++++ Data extract ++++

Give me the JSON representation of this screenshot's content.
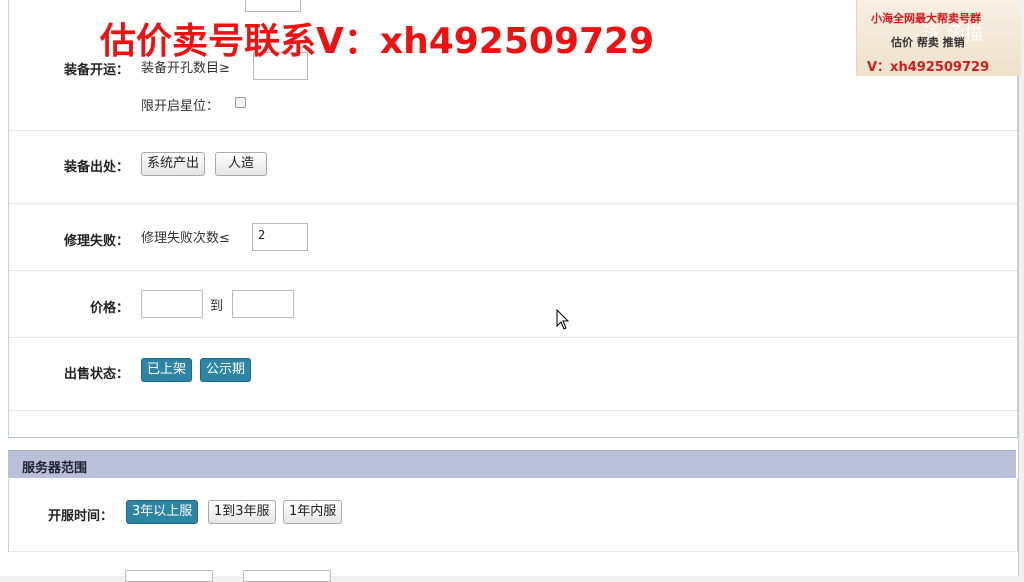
{
  "watermark": {
    "contact": "估价卖号联系V：xh492509729",
    "corner_line1": "小海全网最大帮卖号群",
    "corner_line2": "估价 帮卖 推销",
    "corner_line3": "V：xh492509729",
    "corner_wm": "泳 函描"
  },
  "form": {
    "equip_open": {
      "label": "装备开运：",
      "holes_text": "装备开孔数目≥",
      "holes_value": "",
      "star_text": "限开启星位："
    },
    "equip_source": {
      "label": "装备出处：",
      "options": [
        "系统产出",
        "人造"
      ]
    },
    "repair_fail": {
      "label": "修理失败：",
      "text": "修理失败次数≤",
      "value": "2"
    },
    "price": {
      "label": "价格：",
      "to": "到",
      "min": "",
      "max": ""
    },
    "sale_status": {
      "label": "出售状态：",
      "options": [
        "已上架",
        "公示期"
      ]
    }
  },
  "server_section": {
    "title": "服务器范围",
    "open_time": {
      "label": "开服时间：",
      "options": [
        "3年以上服",
        "1到3年服",
        "1年内服"
      ],
      "selected": "3年以上服"
    }
  },
  "colors": {
    "accent": "#2d85a3",
    "section_header": "#b9c0d8",
    "overlay_red": "#ee1111"
  }
}
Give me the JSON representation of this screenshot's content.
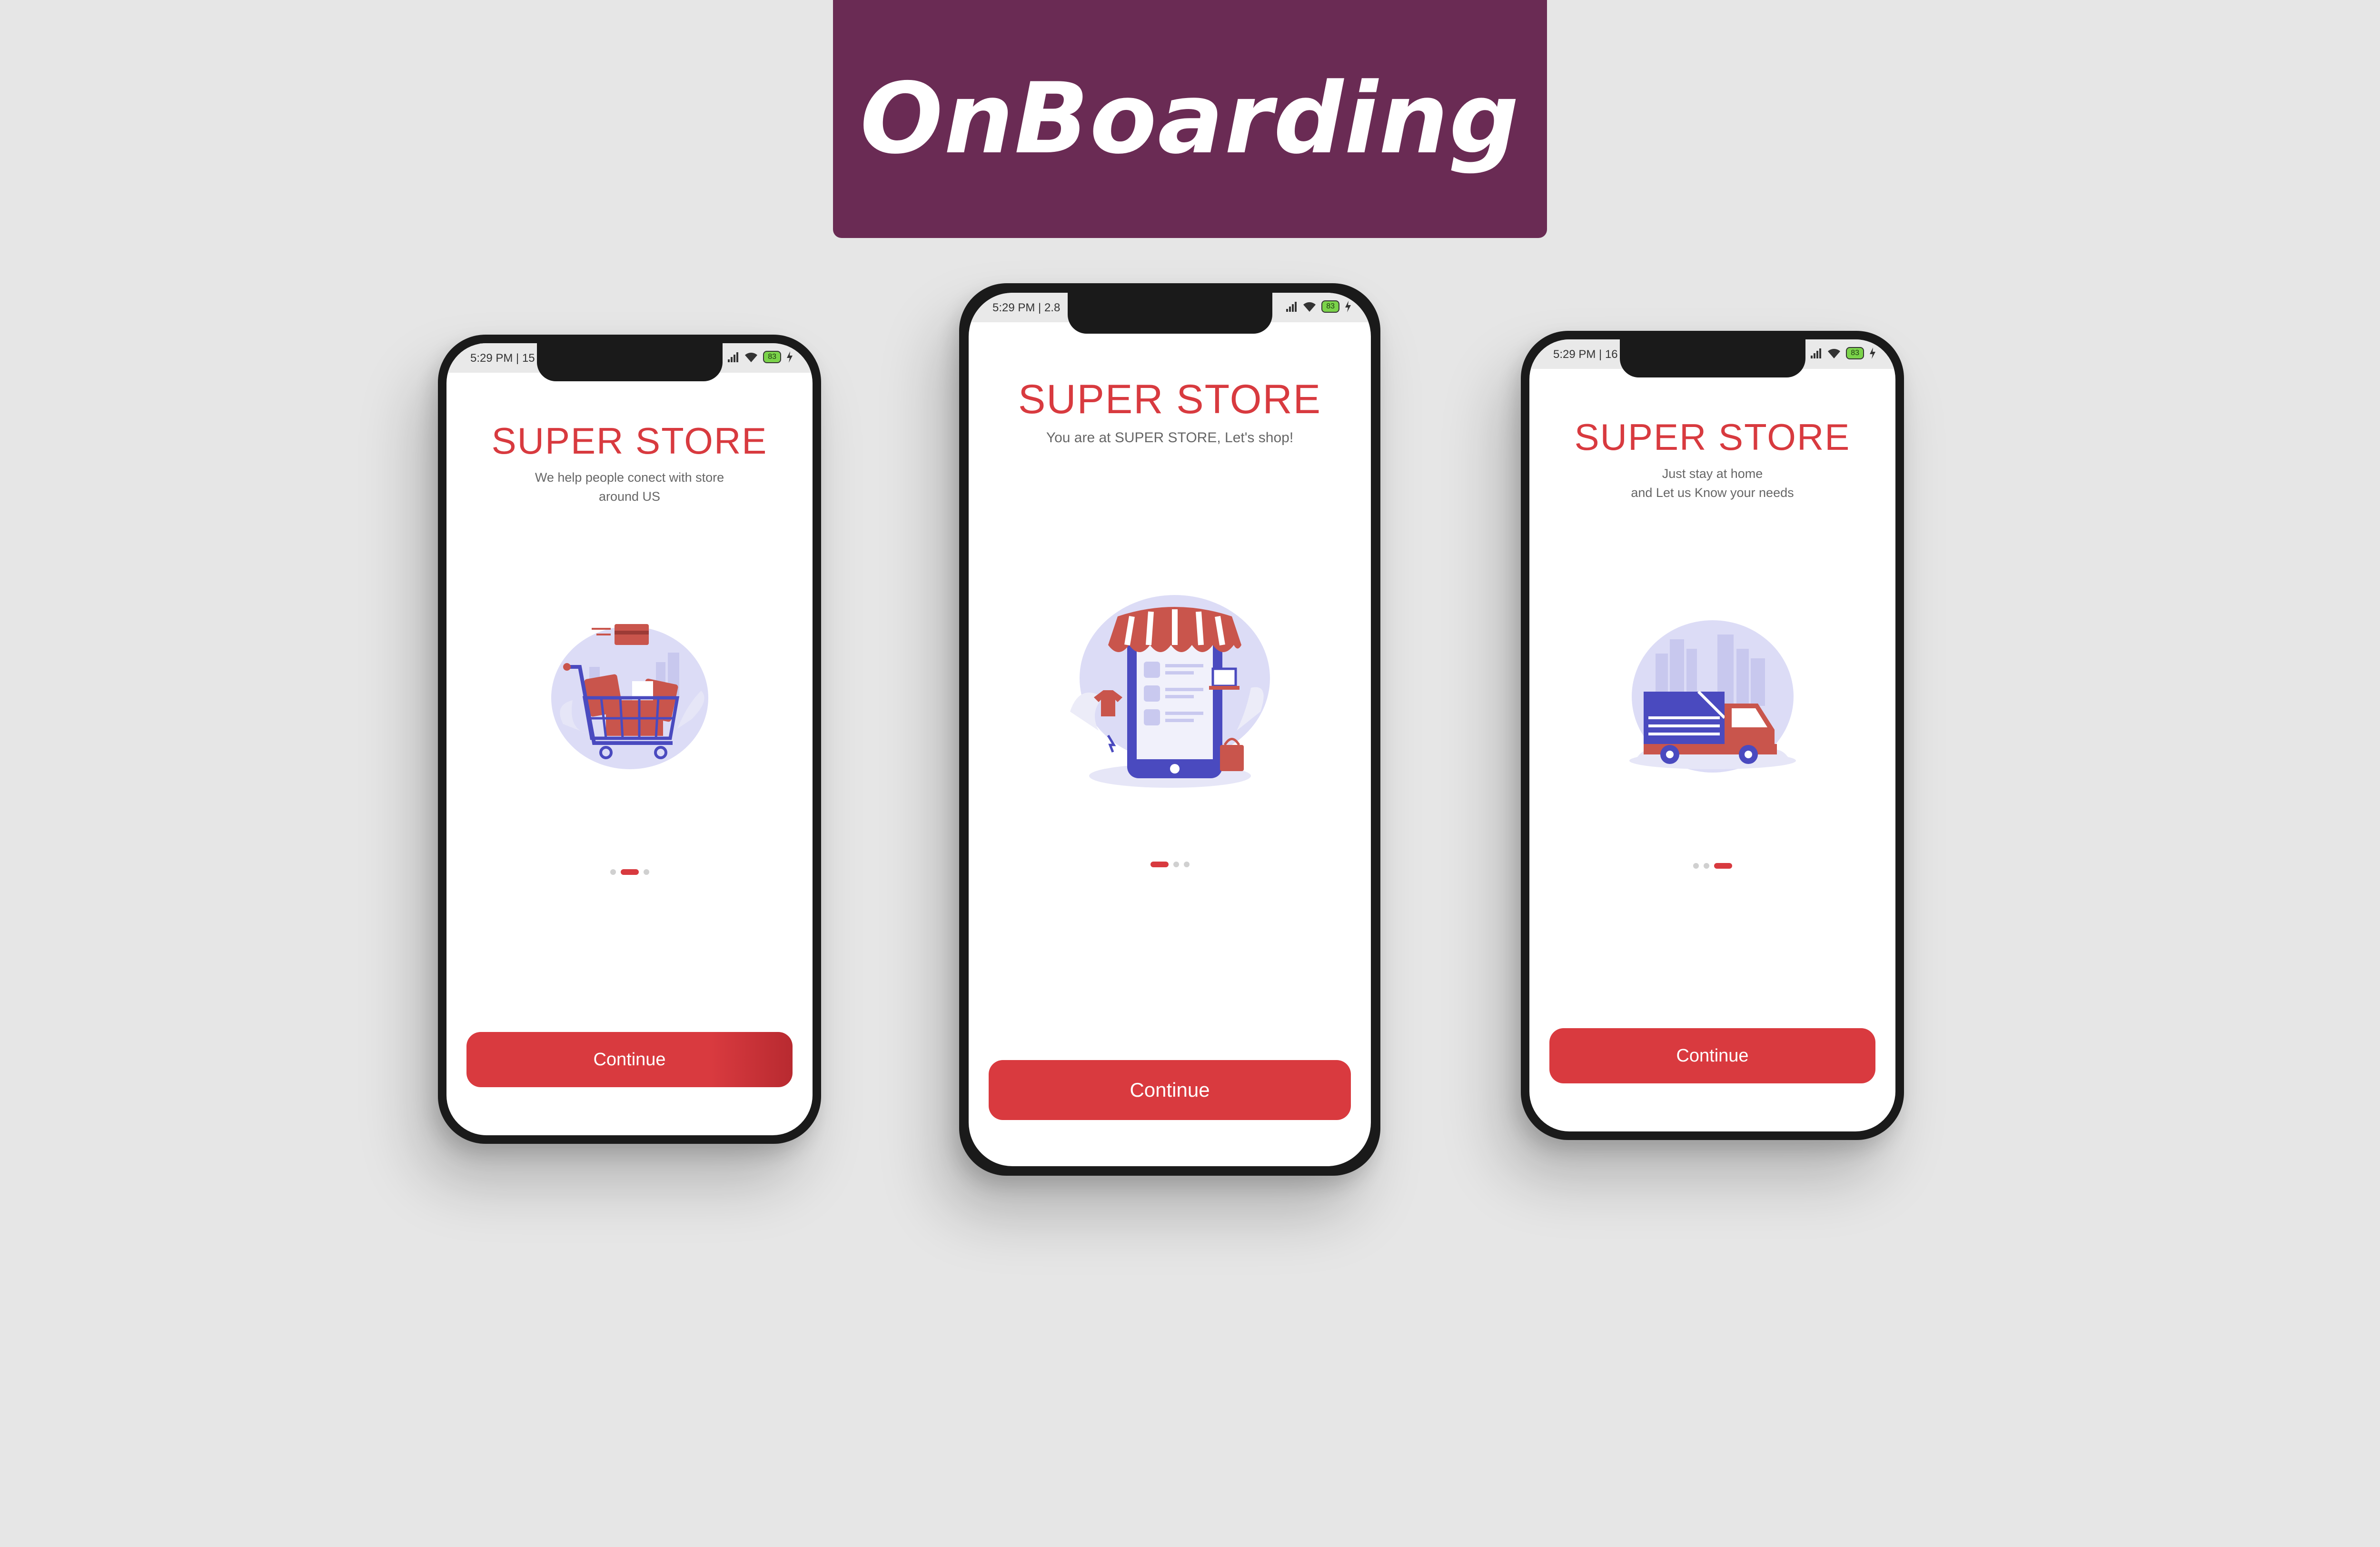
{
  "banner": {
    "title": "OnBoarding"
  },
  "colors": {
    "banner_bg": "#6a2b54",
    "brand_red": "#d83a3f",
    "illustration_purple": "#4a4abf",
    "background": "#e6e6e6"
  },
  "phones": [
    {
      "status_time": "5:29 PM | 15",
      "battery": "83",
      "title": "SUPER STORE",
      "subtitle": "We help people conect with store around US",
      "illustration_icon": "shopping-cart-icon",
      "page_indicator": {
        "total": 3,
        "active": 2
      },
      "button_label": "Continue"
    },
    {
      "status_time": "5:29 PM | 2.8",
      "battery": "83",
      "title": "SUPER STORE",
      "subtitle": "You are at SUPER STORE, Let's shop!",
      "illustration_icon": "mobile-store-icon",
      "page_indicator": {
        "total": 3,
        "active": 1
      },
      "button_label": "Continue"
    },
    {
      "status_time": "5:29 PM | 16",
      "battery": "83",
      "title": "SUPER STORE",
      "subtitle_line1": "Just stay at home",
      "subtitle_line2": "and Let us Know your needs",
      "illustration_icon": "delivery-truck-icon",
      "page_indicator": {
        "total": 3,
        "active": 3
      },
      "button_label": "Continue"
    }
  ]
}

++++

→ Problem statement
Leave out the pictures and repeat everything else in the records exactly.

→ Response area
Give me the JSON representation of this screenshot's content.
{
  "watermark": {
    "contact": "估价卖号联系V：xh492509729",
    "corner_line1": "小海全网最大帮卖号群",
    "corner_line2": "估价 帮卖 推销",
    "corner_line3": "V：xh492509729",
    "corner_wm": "泳 函描"
  },
  "form": {
    "equip_open": {
      "label": "装备开运：",
      "holes_text": "装备开孔数目≥",
      "holes_value": "",
      "star_text": "限开启星位："
    },
    "equip_source": {
      "label": "装备出处：",
      "options": [
        "系统产出",
        "人造"
      ]
    },
    "repair_fail": {
      "label": "修理失败：",
      "text": "修理失败次数≤",
      "value": "2"
    },
    "price": {
      "label": "价格：",
      "to": "到",
      "min": "",
      "max": ""
    },
    "sale_status": {
      "label": "出售状态：",
      "options": [
        "已上架",
        "公示期"
      ]
    }
  },
  "server_section": {
    "title": "服务器范围",
    "open_time": {
      "label": "开服时间：",
      "options": [
        "3年以上服",
        "1到3年服",
        "1年内服"
      ],
      "selected": "3年以上服"
    }
  },
  "colors": {
    "accent": "#2d85a3",
    "section_header": "#b9c0d8",
    "overlay_red": "#ee1111"
  }
}
Give me the JSON representation of this screenshot's content.
{
  "banner": {
    "title": "OnBoarding"
  },
  "colors": {
    "banner_bg": "#6a2b54",
    "brand_red": "#d83a3f",
    "illustration_purple": "#4a4abf",
    "background": "#e6e6e6"
  },
  "phones": [
    {
      "status_time": "5:29 PM | 15",
      "battery": "83",
      "title": "SUPER STORE",
      "subtitle": "We help people conect with store around US",
      "illustration_icon": "shopping-cart-icon",
      "page_indicator": {
        "total": 3,
        "active": 2
      },
      "button_label": "Continue"
    },
    {
      "status_time": "5:29 PM | 2.8",
      "battery": "83",
      "title": "SUPER STORE",
      "subtitle": "You are at SUPER STORE, Let's shop!",
      "illustration_icon": "mobile-store-icon",
      "page_indicator": {
        "total": 3,
        "active": 1
      },
      "button_label": "Continue"
    },
    {
      "status_time": "5:29 PM | 16",
      "battery": "83",
      "title": "SUPER STORE",
      "subtitle_line1": "Just stay at home",
      "subtitle_line2": "and Let us Know your needs",
      "illustration_icon": "delivery-truck-icon",
      "page_indicator": {
        "total": 3,
        "active": 3
      },
      "button_label": "Continue"
    }
  ]
}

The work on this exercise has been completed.